The required style is specified by the function calls setf(ios::fixed, ios::floatfield) and setf(ios::scientific, ios::floatfield). (The line with the code printing the number 5.71e93 in "fixed" format style is commented out - some systems can't stand the strain and crash when asked to print such a large number using a fixed format. Very small numbers, like 3.08e-47, are dealt with by just printing zero.)
Maybe you should use stdio instead!

The various formatting options available with streams should suffice to let you layout any results as you would wish. Many programmers prefer to use the alternative stdio library when they have to generate tabular listings of numbers etc. You IDE environment should include documentation on the stdio library; its use is illustrated in all books on C.

Changing options for input streams

You don't often want to change formatting options on input streams. One thing you might occasionally want to do is set an input stream so that you can actually read white space characters (you might need this if you were writing some text processing program and needed to read the spaces and return characters that exist in an input file). You can change the input mode by unsetting the ios::skipws option, i.e.

By default, the skipws ("skip white space") option is switched on. (You may get into tangles if you unset skipws and then try to read a mixture of character and numeric data.)

The following program illustrates use of this control to change input options:

int main()
Program to count the number of characters preceding a
period '.' character.
	int	count = 0;
	char ch;
//	cin.unsetf(ios::skipws);
	cin >> ch;
	while(ch != '.') {
			cin >> ch;
	cout << endl;
	cout << "I think I read " << count << " characters."
			<< endl;	
Given the input:
Finished, any questions?
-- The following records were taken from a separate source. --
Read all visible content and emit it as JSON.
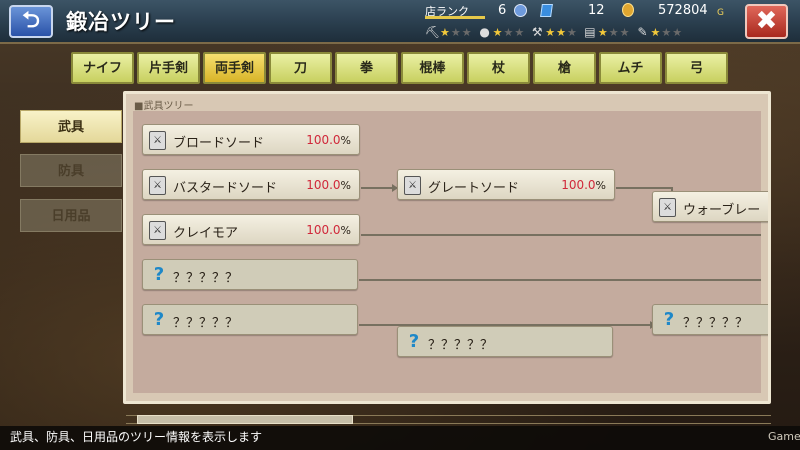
{
  "header": {
    "title": "鍛冶ツリー",
    "back_icon": "⮌",
    "close_icon": "✖",
    "shop_rank_label": "店ランク",
    "shop_rank_value": "6",
    "crystal_value": "12",
    "gold_value": "572804",
    "gold_unit": "G",
    "skills": [
      {
        "icon_name": "pickaxe-icon",
        "glyph": "⛏",
        "stars": 1
      },
      {
        "icon_name": "ore-icon",
        "glyph": "●",
        "stars": 1
      },
      {
        "icon_name": "hammer-icon",
        "glyph": "⚒",
        "stars": 2
      },
      {
        "icon_name": "book-icon",
        "glyph": "▤",
        "stars": 1
      },
      {
        "icon_name": "scroll-icon",
        "glyph": "✎",
        "stars": 1
      }
    ]
  },
  "category_tabs": [
    "ナイフ",
    "片手剣",
    "両手剣",
    "刀",
    "拳",
    "棍棒",
    "杖",
    "槍",
    "ムチ",
    "弓"
  ],
  "active_category": "両手剣",
  "side_tabs": [
    {
      "label": "武具",
      "active": true
    },
    {
      "label": "防具",
      "active": false
    },
    {
      "label": "日用品",
      "active": false
    }
  ],
  "panel": {
    "label": "■武具ツリー",
    "nodes": [
      {
        "name": "ブロードソード",
        "percent": "100.0",
        "unit": "%",
        "known": true
      },
      {
        "name": "バスタードソード",
        "percent": "100.0",
        "unit": "%",
        "known": true
      },
      {
        "name": "グレートソード",
        "percent": "100.0",
        "unit": "%",
        "known": true
      },
      {
        "name": "ウォーブレー",
        "percent": "",
        "unit": "",
        "known": true
      },
      {
        "name": "クレイモア",
        "percent": "100.0",
        "unit": "%",
        "known": true
      },
      {
        "name": "？？？？？",
        "percent": "",
        "unit": "",
        "known": false
      },
      {
        "name": "？？？？？",
        "percent": "",
        "unit": "",
        "known": false
      },
      {
        "name": "？？？？？",
        "percent": "",
        "unit": "",
        "known": false
      },
      {
        "name": "？？？？？",
        "percent": "",
        "unit": "",
        "known": false
      }
    ]
  },
  "footer": {
    "help_text": "武具、防具、日用品のツリー情報を表示します",
    "watermark": "Gamer"
  },
  "colors": {
    "header_bg": "#2a3e4e",
    "tab_bg": "#c8d060",
    "tab_active_bg": "#d8b428",
    "percent_color": "#d0283a",
    "unknown_icon_color": "#1e88c8"
  }
}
OK, go; wake that guy in the back row,
he must have been left here by the previous lecturer.
the output would normally be:
I think I read 95 characters.
but if the cin.unsetf(ios::skipws); statement is included, the output would be:
I think I read 116 characters.
because the spaces and carriage returns will then have been counted as well as the normal letters, digits, and punctuation characters.

9.8 Example

Last modified May 1996. Please email questions to [email protected]